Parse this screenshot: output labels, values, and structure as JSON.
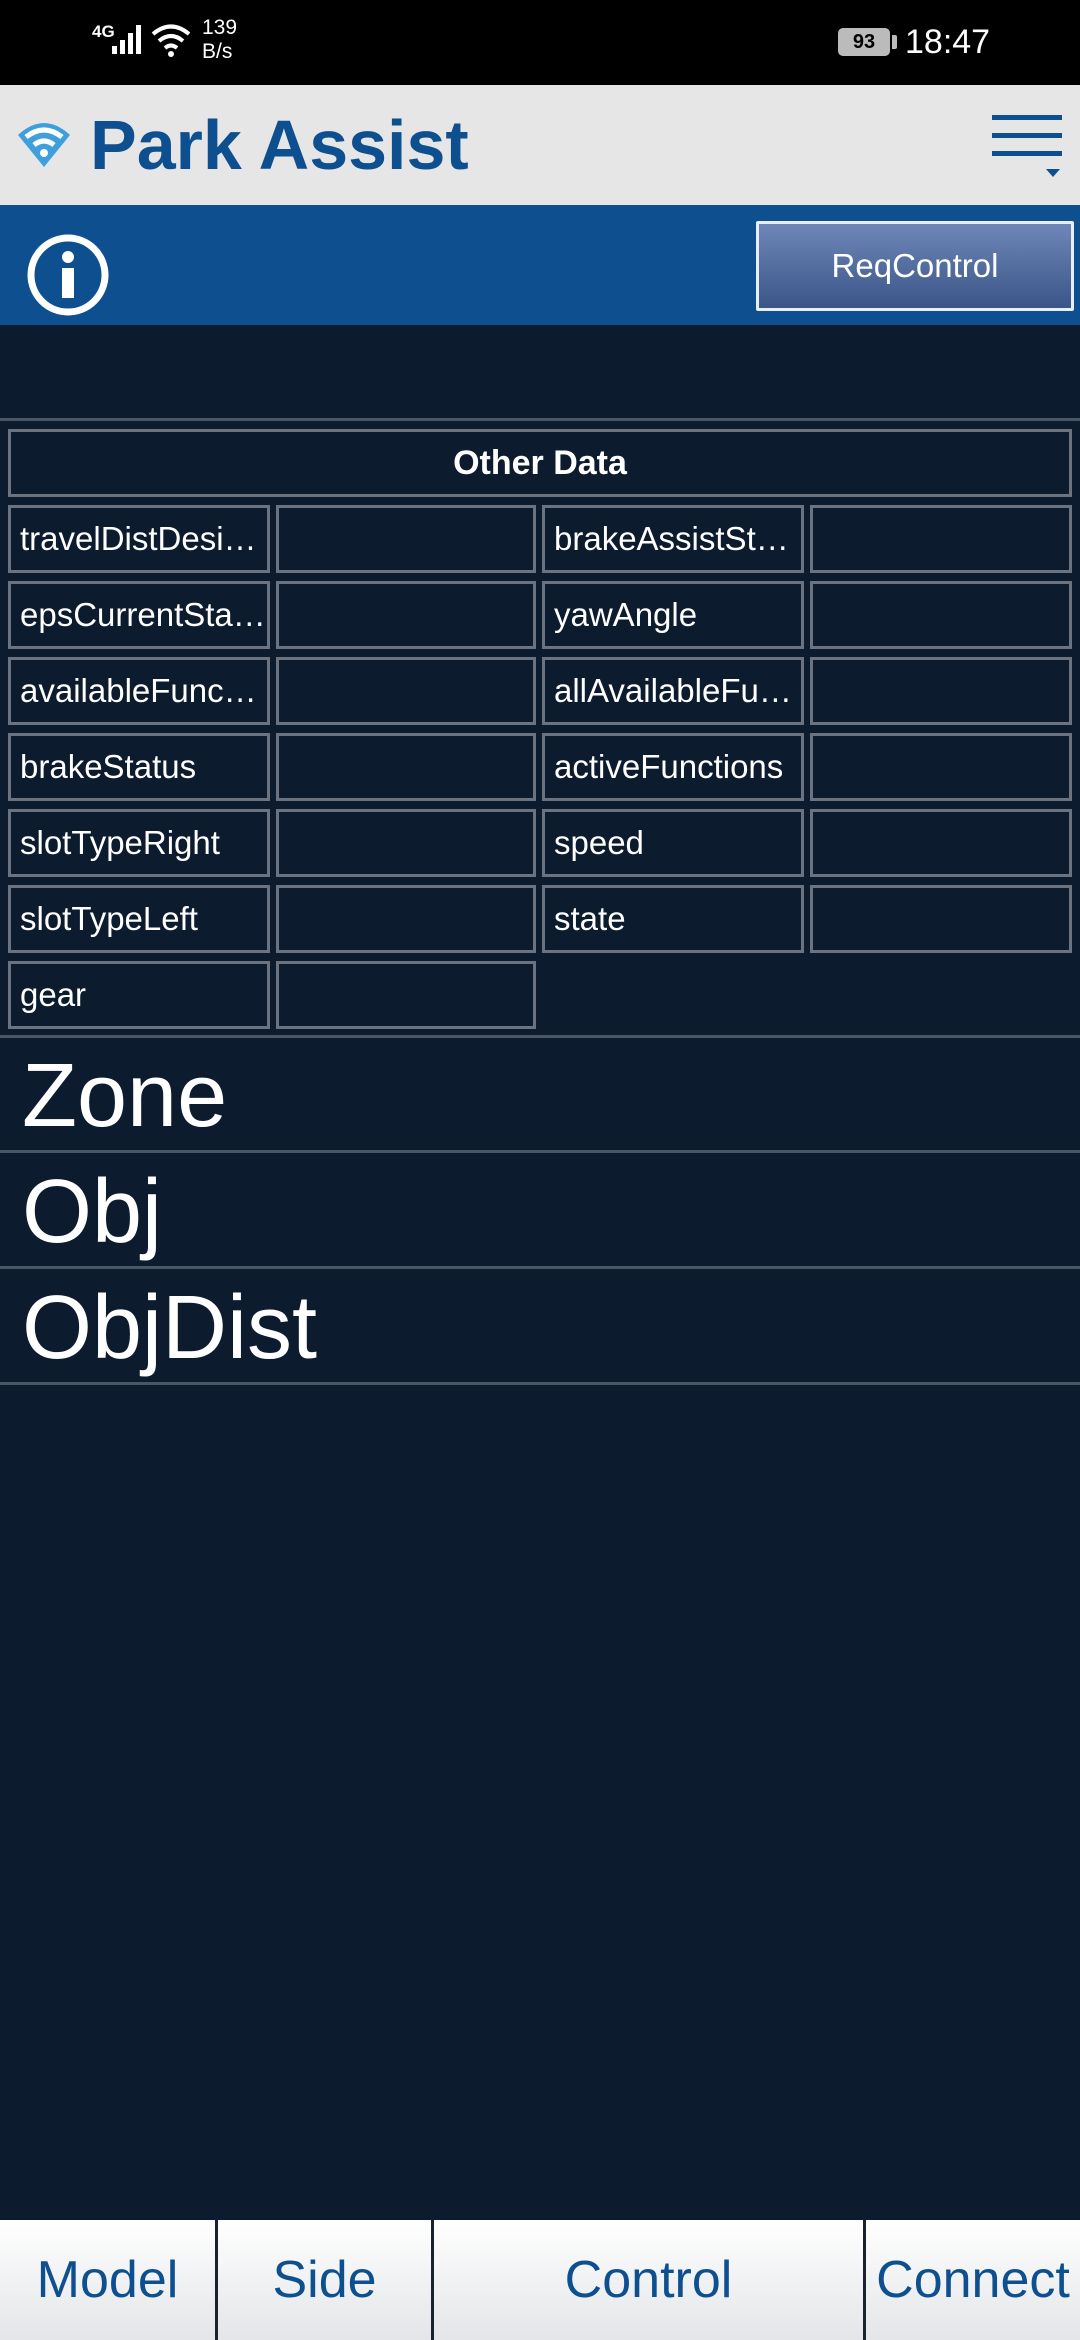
{
  "status_bar": {
    "network": "4G",
    "speed_value": "139",
    "speed_unit": "B/s",
    "battery": "93",
    "time": "18:47"
  },
  "header": {
    "title": "Park Assist",
    "logo_icon": "wifi-shield-logo-icon",
    "menu_icon": "hamburger-menu-icon"
  },
  "toolbar": {
    "info_icon": "info-icon",
    "req_control_label": "ReqControl"
  },
  "other_data": {
    "title": "Other Data",
    "rows": [
      {
        "left_label": "travelDistDesi…",
        "left_value": "",
        "right_label": "brakeAssistSt…",
        "right_value": ""
      },
      {
        "left_label": "epsCurrentSta…",
        "left_value": "",
        "right_label": "yawAngle",
        "right_value": ""
      },
      {
        "left_label": "availableFunc…",
        "left_value": "",
        "right_label": "allAvailableFu…",
        "right_value": ""
      },
      {
        "left_label": "brakeStatus",
        "left_value": "",
        "right_label": "activeFunctions",
        "right_value": ""
      },
      {
        "left_label": "slotTypeRight",
        "left_value": "",
        "right_label": "speed",
        "right_value": ""
      },
      {
        "left_label": "slotTypeLeft",
        "left_value": "",
        "right_label": "state",
        "right_value": ""
      },
      {
        "left_label": "gear",
        "left_value": ""
      }
    ]
  },
  "sections": [
    "Zone",
    "Obj",
    "ObjDist"
  ],
  "bottom_nav": [
    "Model",
    "Side",
    "Control",
    "Connect"
  ],
  "colors": {
    "brand_blue": "#0d4f8f",
    "background": "#0d1b2e",
    "header_bg": "#e6e6e6"
  }
}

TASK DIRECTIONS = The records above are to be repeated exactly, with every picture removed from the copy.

WRITTEN RESPONSE =
Parse this screenshot: output labels, values, and structure as JSON.
{
  "status_bar": {
    "network": "4G",
    "speed_value": "139",
    "speed_unit": "B/s",
    "battery": "93",
    "time": "18:47"
  },
  "header": {
    "title": "Park Assist",
    "logo_icon": "wifi-shield-logo-icon",
    "menu_icon": "hamburger-menu-icon"
  },
  "toolbar": {
    "info_icon": "info-icon",
    "req_control_label": "ReqControl"
  },
  "other_data": {
    "title": "Other Data",
    "rows": [
      {
        "left_label": "travelDistDesi…",
        "left_value": "",
        "right_label": "brakeAssistSt…",
        "right_value": ""
      },
      {
        "left_label": "epsCurrentSta…",
        "left_value": "",
        "right_label": "yawAngle",
        "right_value": ""
      },
      {
        "left_label": "availableFunc…",
        "left_value": "",
        "right_label": "allAvailableFu…",
        "right_value": ""
      },
      {
        "left_label": "brakeStatus",
        "left_value": "",
        "right_label": "activeFunctions",
        "right_value": ""
      },
      {
        "left_label": "slotTypeRight",
        "left_value": "",
        "right_label": "speed",
        "right_value": ""
      },
      {
        "left_label": "slotTypeLeft",
        "left_value": "",
        "right_label": "state",
        "right_value": ""
      },
      {
        "left_label": "gear",
        "left_value": ""
      }
    ]
  },
  "sections": [
    "Zone",
    "Obj",
    "ObjDist"
  ],
  "bottom_nav": [
    "Model",
    "Side",
    "Control",
    "Connect"
  ],
  "colors": {
    "brand_blue": "#0d4f8f",
    "background": "#0d1b2e",
    "header_bg": "#e6e6e6"
  }
}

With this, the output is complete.